Also, Sneijder, who was deployed deeper in the first half to link up play due to Van Bommel and De Jong's inability to swiftly facilitate an attack, was allowed a role higher up right behind Huntelaar as almost a second striker.
This opened the game up as Schweinsteiger and Khedira both had defensive duties to fulfil and consequentially had fewer chances to foray up field and facilitate the German attack.
However, Van Marwijk's men reverted to their previous disoraganised self yet again. The front five or six (depending on Van Der Vaart's position), pressed Germany high up the pitch but De Jong and the defenders were content to sit deep in the five yards outside their own box, allowing the Germans to relieve pressure by dropping the ball into the zone in between the two groups of Dutch players.
And, like in Denmark game, the Oranje were over-reliant on individual skill rather than a cohesive team strategy to conjure up a goal. The goal eventually came via a fine individual effort from Van Persie - the Arsenal man picking up the ball deep on the left flank before turning past Khedira and firing a powerful shot with his right foot.
Even then, it was too little and too late for the Dutch.
Low outsmarted a stubborn Van Marwijk in terms of tactics - it was simple as that. The Germany coach dared to sacrifice the original game plan and showed flexibility in going for the win while his counterpart yet again displayed a sense of stubbornness and lack of originality.
Still, this wasn't the final act in the ‘Group of Death'. In fact, the result has set up a most intriguing finish.
Should Germany beat Denmark and Netherlands win against Portugal on Sunday, the second and final qualifying spot will go to head to head goal differences. Should Denmark shock Germany and Portugal beat Netherlands, it could also mean that the Germans go out on head to head goal difference.

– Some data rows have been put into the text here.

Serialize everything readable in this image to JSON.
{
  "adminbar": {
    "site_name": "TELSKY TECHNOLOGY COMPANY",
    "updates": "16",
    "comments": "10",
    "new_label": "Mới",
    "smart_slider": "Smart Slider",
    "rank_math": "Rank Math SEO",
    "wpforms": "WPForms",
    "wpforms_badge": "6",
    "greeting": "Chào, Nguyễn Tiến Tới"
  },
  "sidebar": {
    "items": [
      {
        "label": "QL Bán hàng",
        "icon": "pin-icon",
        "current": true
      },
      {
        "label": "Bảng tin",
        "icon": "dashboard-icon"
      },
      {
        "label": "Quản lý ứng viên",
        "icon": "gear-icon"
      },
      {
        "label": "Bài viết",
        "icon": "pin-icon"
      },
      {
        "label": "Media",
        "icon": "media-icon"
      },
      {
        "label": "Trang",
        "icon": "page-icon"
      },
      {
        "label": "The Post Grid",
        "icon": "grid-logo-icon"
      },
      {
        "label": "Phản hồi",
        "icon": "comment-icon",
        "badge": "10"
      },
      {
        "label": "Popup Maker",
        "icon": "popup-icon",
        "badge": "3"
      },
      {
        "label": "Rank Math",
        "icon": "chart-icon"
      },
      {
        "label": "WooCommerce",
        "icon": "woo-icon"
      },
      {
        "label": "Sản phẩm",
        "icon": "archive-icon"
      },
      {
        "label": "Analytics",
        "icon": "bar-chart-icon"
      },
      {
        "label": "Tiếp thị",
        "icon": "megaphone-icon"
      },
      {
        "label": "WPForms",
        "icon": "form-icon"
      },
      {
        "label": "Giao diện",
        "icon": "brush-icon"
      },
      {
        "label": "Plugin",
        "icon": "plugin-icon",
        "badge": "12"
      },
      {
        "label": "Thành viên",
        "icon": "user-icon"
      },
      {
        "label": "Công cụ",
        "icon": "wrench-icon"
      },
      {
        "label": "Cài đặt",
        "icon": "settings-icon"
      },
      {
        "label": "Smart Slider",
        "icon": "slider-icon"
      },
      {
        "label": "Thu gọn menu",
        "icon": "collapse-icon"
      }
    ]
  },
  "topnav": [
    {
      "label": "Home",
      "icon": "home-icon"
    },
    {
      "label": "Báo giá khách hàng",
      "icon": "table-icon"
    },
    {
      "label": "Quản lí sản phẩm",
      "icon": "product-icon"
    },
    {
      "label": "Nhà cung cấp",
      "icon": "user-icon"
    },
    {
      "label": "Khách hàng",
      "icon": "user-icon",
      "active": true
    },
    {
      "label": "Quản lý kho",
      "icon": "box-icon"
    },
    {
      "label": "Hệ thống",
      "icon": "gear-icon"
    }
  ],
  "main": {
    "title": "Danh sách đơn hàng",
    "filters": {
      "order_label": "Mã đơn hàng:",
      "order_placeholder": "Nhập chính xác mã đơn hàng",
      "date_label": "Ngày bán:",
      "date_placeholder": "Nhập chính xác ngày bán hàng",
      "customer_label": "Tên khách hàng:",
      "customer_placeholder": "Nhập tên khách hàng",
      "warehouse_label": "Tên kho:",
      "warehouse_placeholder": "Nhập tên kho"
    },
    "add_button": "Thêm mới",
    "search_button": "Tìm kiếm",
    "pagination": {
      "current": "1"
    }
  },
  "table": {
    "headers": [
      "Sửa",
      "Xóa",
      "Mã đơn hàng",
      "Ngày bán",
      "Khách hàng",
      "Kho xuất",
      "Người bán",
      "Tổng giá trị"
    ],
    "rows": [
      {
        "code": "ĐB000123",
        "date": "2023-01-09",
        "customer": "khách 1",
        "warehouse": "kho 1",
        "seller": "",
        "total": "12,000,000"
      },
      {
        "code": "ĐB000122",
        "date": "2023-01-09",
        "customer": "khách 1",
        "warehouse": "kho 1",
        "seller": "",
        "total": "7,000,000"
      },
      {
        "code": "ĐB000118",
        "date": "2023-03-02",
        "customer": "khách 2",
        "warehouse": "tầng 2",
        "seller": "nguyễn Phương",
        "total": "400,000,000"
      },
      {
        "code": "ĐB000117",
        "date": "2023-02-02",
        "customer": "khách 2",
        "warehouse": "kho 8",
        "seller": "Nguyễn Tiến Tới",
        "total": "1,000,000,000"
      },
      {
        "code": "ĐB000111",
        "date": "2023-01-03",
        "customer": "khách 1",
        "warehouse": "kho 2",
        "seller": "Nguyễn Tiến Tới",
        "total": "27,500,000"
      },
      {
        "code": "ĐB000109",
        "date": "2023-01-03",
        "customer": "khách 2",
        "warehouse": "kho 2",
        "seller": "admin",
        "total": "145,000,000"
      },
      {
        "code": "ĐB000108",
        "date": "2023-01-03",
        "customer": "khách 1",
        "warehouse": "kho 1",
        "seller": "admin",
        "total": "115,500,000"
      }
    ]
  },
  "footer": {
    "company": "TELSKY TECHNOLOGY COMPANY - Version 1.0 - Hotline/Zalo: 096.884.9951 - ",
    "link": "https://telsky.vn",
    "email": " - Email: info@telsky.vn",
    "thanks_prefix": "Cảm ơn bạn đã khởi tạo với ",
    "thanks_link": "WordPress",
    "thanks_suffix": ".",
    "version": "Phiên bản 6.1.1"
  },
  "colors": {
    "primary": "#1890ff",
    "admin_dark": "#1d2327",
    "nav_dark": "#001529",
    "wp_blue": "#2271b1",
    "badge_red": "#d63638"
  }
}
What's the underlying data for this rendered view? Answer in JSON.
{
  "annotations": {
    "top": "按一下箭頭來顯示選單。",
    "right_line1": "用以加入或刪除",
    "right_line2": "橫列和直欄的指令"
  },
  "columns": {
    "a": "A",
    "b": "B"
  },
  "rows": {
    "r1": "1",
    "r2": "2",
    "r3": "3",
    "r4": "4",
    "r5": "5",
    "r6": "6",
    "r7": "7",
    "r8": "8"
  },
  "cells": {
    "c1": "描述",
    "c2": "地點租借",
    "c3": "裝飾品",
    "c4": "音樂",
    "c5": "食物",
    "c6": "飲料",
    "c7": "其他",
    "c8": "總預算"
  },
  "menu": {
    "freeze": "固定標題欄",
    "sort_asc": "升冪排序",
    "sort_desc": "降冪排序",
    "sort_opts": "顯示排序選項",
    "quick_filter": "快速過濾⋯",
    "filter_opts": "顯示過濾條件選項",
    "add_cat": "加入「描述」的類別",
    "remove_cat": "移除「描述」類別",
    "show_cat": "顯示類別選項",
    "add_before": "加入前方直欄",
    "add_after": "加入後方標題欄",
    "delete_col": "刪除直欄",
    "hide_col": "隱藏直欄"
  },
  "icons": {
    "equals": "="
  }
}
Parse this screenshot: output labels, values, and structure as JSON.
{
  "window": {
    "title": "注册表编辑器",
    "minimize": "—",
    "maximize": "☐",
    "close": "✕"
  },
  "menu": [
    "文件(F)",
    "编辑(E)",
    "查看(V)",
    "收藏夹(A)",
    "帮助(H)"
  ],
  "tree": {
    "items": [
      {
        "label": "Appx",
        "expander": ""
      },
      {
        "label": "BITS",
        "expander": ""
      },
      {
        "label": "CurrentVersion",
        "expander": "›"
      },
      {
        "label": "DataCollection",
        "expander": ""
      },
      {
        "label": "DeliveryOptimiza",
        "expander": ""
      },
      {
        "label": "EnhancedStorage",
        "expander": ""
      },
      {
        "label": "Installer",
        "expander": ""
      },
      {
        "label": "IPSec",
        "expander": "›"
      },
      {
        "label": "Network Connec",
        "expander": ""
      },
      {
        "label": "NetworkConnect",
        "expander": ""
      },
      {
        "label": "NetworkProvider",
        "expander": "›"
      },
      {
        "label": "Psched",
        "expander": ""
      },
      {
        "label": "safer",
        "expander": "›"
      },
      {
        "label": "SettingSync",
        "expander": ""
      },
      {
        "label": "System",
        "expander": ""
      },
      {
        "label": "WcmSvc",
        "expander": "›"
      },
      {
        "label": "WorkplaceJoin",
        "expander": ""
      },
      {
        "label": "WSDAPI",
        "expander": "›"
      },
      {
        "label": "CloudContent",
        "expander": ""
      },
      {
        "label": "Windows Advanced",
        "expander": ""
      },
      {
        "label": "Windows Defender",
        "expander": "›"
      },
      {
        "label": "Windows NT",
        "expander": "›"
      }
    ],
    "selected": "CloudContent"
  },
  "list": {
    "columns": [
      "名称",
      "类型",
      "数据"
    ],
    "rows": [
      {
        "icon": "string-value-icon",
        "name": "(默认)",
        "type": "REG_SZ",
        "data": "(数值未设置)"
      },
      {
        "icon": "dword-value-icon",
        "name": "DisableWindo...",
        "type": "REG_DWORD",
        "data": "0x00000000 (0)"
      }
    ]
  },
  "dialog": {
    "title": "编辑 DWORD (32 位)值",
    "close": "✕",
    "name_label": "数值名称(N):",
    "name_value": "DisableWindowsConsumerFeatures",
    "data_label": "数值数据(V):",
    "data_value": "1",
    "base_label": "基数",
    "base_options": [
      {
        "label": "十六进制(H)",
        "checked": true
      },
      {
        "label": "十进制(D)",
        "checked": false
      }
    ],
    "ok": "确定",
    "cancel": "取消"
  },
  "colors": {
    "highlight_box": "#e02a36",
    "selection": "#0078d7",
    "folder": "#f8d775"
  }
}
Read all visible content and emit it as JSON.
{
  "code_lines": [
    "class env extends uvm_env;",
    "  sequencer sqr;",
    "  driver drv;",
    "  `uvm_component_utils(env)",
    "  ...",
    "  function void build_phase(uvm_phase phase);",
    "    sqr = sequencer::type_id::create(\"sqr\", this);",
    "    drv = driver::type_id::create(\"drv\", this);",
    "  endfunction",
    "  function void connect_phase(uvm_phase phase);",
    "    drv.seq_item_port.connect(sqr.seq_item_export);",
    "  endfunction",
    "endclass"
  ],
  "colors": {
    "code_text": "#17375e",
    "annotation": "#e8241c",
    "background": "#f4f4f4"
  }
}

So, yes, everything is pretty much alive in the trickiest of groups.
For more tactical insights and updates, you can follow Kelvin's Twitter account @plevyakin